We learned that in setting your course you have to be aware of where you are relative to the “rumb line” and how far away from it you will or will not allow yourself to go.  You have to tack at the right times relative to wind behavior and relative to your competition.   And your sails need to be properly trimmed the entire time.  Jim then went into detail on each of these areas with good tips and rules of thumb for us to follow.  
 I could not help but think that for a relatively new sailor who has been in a few races and therefore is able to relate to all of these strategic aspects of racing, Jim’s presentation really drove home the depth and breadth of what this sport has to offer.  It really is a “lifetime” sport that engages you both mentally and physically (and of course, here at Grandview we also make it a social activity).   Think of it as a version of chess, conducted on boats, playing against many other players simultaneously with plenty of rules to follow, but no time between moves, while also competing with the wind to which rules do not apply. No wonder Grandview sailors remain so young!

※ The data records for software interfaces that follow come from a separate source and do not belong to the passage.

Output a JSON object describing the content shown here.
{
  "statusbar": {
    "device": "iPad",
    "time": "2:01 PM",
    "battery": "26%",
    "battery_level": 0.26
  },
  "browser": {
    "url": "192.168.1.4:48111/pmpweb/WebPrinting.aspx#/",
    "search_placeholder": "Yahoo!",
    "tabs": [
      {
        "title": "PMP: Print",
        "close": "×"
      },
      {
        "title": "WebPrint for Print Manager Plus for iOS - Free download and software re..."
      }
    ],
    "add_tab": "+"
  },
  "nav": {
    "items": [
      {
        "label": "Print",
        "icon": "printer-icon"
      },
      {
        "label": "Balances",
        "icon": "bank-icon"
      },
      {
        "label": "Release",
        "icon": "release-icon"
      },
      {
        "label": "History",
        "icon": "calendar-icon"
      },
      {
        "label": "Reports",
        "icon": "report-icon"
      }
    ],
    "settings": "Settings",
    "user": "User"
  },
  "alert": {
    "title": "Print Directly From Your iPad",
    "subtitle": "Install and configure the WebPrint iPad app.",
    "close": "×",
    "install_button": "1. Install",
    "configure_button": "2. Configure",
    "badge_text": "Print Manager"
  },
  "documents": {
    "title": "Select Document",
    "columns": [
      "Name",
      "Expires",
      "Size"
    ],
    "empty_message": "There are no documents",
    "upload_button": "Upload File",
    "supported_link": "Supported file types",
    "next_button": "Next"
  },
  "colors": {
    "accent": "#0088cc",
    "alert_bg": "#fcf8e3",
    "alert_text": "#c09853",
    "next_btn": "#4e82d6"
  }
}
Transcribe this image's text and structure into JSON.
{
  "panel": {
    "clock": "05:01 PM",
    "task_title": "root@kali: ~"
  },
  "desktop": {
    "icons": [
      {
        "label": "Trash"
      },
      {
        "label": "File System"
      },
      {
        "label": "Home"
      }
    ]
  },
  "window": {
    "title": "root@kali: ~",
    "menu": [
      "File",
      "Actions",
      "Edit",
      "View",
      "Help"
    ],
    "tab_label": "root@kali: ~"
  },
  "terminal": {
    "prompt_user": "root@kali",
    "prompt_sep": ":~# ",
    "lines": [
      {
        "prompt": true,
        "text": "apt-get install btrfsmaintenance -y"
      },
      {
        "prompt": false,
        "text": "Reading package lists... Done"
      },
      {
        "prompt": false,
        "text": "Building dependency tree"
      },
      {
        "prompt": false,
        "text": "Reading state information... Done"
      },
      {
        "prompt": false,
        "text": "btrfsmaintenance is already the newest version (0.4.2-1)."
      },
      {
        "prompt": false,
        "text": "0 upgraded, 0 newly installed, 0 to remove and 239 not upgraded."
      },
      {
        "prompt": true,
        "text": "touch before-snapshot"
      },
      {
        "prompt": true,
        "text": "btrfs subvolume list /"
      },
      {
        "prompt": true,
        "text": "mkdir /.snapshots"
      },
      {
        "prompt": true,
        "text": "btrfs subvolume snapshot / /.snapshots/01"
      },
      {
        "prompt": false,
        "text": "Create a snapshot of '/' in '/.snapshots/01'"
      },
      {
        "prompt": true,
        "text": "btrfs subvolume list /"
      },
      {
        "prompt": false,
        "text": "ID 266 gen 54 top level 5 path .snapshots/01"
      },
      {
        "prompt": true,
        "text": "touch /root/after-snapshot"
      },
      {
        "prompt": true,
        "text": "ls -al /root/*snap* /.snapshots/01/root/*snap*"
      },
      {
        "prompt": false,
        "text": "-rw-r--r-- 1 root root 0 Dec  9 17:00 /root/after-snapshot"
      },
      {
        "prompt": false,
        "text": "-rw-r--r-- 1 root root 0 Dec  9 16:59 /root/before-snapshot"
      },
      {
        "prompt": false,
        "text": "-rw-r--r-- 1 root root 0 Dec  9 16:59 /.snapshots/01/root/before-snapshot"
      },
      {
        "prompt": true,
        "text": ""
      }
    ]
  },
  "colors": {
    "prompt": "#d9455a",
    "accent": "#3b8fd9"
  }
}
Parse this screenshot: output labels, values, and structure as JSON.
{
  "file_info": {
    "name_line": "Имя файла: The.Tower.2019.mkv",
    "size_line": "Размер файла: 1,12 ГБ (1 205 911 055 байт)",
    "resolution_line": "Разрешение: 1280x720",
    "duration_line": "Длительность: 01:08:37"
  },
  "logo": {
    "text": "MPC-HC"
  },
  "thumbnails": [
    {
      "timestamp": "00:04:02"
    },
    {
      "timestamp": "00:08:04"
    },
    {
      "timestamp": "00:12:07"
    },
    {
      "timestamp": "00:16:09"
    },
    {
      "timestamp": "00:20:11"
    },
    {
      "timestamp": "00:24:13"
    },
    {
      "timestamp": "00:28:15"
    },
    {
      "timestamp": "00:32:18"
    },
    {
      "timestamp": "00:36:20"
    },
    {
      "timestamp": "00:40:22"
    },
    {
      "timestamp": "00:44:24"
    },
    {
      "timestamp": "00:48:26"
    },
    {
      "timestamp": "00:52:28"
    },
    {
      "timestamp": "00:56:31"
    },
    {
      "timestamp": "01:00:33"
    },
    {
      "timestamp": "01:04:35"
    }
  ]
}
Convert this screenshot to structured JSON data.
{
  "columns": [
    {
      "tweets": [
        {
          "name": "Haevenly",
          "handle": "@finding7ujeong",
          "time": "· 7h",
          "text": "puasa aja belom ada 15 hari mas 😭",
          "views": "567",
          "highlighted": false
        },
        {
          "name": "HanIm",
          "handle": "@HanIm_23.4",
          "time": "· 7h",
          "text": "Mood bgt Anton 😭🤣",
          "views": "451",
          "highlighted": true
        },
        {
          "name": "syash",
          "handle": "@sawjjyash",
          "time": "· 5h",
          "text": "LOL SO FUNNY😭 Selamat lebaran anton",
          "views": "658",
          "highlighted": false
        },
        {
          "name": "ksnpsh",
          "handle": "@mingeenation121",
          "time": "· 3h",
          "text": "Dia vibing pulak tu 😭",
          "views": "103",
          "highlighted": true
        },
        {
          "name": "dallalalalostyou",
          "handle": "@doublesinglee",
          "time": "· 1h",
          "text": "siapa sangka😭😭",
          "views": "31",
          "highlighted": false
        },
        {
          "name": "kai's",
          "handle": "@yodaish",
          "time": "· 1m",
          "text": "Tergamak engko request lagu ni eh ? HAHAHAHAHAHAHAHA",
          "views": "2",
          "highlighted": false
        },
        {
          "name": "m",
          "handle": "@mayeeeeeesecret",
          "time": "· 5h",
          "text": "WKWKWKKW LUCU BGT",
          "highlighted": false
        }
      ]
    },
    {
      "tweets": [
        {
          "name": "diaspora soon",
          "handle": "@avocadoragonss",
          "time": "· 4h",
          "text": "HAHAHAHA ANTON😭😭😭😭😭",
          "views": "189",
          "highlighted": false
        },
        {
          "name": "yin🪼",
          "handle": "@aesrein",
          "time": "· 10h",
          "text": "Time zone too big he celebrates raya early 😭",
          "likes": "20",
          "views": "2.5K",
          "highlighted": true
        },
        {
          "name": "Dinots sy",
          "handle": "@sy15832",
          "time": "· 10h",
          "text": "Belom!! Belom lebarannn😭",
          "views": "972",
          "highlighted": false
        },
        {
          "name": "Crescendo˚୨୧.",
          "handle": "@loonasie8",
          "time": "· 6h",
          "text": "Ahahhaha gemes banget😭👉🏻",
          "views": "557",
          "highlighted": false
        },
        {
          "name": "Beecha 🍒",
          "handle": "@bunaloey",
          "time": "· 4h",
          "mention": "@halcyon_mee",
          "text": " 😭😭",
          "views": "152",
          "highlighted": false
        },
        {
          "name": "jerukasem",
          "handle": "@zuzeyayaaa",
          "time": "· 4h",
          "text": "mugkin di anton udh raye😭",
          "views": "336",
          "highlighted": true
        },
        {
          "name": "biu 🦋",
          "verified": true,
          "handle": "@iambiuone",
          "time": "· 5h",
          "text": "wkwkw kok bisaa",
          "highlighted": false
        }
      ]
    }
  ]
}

The tips and tactics Jim shared triggered thoughts about recent racing circumstances faced by our sailors and how what was just learned would apply.  A well-adhered to schedule allowed time to share those thoughts and ask questions while enjoying a delicious lunch before leaving for the race.   

After class and lunch, John Auld diagrams a recent racing situation.  Peggy Voelz and Kevin Preuss conclude that the problem was he "zigged" when he should have "zagged".

The only thing Jim and Peggy neglected were the continuing professional education certificates (the year his half over and some of us have spent a lot of time sailing, and really need them).   Thanks Jim and Peggy for getting our competitive juices flowing!

 For Attendees:  Here are follow-up items from the session:

1.   Per Jim: “I recommend that sailors use "Air-flow Tels" which are wind of the sail indicators.  Also, if the sailboat has side stays, then I also recommend Newport Tell-Tale Wind Direction Indicators, also made by Davis Instruments.  They can be ordered from Jamestown Distributors in Bristol, RI over the internet or at 401-253-3840---DAV-222 (tell tales--size B) and DAV--950 (sail air-flow tales).  Total cost with shipping and handling is $33.47.”

And,  "STOP THE PRESSES" this just in from one of our sailors, Sasha Bouis, 
An alternative to spending $ on tel tales is to use a thin light piece of wool yarn or if you have any audio casette tapes lying around is to use some of that 1/8" magnetic tape...  tie a couple of strands to each shroud ...  works great and costs $0.  Can also tape them to your sail with a bit of sail repair tape.

2.  You will remember there was an uncertainty we needed to clarify:  When approaching a mark The “zone” within which it’s too late to establish overlap is 3 boat lengths, (not 2).

3. There is a great animated presentation of the racing rules at US sailing – complete with animated diagrams.  You will find the link in the “Sailing and Weather Related Links” section in the port column of the blog.  And there are a lot of other things in that links section as well, including the most basic sailing rules.